Third stop of the day was at Wiaga. At St Lucas clinic, Andy the ICT focal person showed us the progress in the implementation of the Hospital Management Information System HAMS.


















After an overnight stop at Bolgatanga we left early for a visit of the Bawku Nursing Training College at Bawku part of the CHAG Connect4Change programme.

In the week before our visit, the school had suffered a fire in the computerlab. The principal explained what has happened in the video.'



After the visit to Bawku we went to the ACDEP supported clinic at Garu. The ICT programme has a focus on Reproductive Health and improving communication with Traditional Birth attendance to improve maternal care in rural Ghana. The team at the clinic is also looking into using ICT to improve the data collection and information management at the clinic. One of the staff has developed a small database to trace paper patient records easily in the archive when patients forgot thei id card. With name and community they are able to trace the NHIS number to trace the folder. This avoids double patient records, but they hope to move to an electronic patient record in 2013.












From Garu we had a very bad road via Napkanduri over the escarpent, Bunkperugu and after crossing a river before Chereponi our ventilator blade broke off and punctured the radiotor. Our driver was able to temporary fix it with soap to reach the next town.

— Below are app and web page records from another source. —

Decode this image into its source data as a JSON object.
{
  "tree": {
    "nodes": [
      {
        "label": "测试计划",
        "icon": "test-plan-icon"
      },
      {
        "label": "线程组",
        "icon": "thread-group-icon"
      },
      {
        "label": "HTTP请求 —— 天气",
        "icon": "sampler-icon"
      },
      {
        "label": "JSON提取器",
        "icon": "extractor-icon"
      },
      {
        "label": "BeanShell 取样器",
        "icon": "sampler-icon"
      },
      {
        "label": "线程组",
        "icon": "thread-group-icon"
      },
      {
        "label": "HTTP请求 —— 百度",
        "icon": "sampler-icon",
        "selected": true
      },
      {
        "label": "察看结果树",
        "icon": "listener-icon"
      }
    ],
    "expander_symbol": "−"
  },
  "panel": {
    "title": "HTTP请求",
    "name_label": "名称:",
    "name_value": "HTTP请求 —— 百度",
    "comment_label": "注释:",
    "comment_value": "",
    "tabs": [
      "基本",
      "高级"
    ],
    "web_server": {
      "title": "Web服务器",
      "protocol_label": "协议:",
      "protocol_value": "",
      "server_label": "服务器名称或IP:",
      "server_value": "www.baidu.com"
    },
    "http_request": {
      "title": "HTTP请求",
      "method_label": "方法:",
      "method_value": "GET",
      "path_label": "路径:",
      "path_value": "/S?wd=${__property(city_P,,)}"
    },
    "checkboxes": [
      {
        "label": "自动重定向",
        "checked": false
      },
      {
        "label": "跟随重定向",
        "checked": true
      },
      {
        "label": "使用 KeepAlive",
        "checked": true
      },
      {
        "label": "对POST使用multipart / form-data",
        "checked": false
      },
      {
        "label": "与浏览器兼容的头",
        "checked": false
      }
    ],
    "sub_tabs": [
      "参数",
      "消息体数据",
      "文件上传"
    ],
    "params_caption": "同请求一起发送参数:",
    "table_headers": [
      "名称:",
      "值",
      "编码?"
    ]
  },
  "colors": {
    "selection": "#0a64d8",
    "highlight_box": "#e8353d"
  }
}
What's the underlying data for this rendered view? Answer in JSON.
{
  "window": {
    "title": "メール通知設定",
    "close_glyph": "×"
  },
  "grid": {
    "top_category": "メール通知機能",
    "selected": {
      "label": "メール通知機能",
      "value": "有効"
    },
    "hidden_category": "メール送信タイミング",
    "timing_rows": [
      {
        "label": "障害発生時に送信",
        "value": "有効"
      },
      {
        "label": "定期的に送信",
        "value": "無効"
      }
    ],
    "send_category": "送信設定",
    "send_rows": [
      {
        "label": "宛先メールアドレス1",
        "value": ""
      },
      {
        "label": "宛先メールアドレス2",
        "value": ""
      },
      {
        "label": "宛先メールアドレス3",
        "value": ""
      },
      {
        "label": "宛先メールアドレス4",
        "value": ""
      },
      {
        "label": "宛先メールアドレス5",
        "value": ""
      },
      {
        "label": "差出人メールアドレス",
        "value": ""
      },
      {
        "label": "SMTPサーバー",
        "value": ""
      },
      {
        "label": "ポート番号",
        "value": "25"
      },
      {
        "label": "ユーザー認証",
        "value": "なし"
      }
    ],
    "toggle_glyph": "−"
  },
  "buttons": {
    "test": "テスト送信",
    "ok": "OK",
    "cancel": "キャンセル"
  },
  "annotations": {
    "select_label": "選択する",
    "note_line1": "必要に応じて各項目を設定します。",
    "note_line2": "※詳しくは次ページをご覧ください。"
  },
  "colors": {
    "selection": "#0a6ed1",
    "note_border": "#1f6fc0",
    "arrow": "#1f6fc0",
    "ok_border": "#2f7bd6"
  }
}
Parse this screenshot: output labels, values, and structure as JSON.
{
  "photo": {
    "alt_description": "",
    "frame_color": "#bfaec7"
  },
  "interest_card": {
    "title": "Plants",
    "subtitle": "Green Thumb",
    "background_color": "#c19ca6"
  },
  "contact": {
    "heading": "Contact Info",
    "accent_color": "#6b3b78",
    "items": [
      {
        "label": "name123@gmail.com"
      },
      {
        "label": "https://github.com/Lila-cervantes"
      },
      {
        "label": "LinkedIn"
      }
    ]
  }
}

The next morning there was also no breakfast. The girl who would prepare it was at the hospital and the boy who was cleaning thought it was not his task. But the price of € 5 for a room shows the lack of service as well (what else to expect for such a cheap room).


The car still needed to be fixed, so we cancelled our visit to Salaga and had one more visit at the Saboba hospital, a CHAG supported project where Mark showed us around. There was no power (in the whole of Northern Ghana that day!) so we spoke to all staff at the Out Patient department where all departments (records room, cash office, consultant, lab, pharmacy) are already using the HMIS and the In patient ward don't use the HMIS yet, but they already use the PC's to watch videos for example at the children's ward they watch cases of asthma and meningitis to update their knowledge.

















All together a very useful overview of the progress made since my last visit a year ago.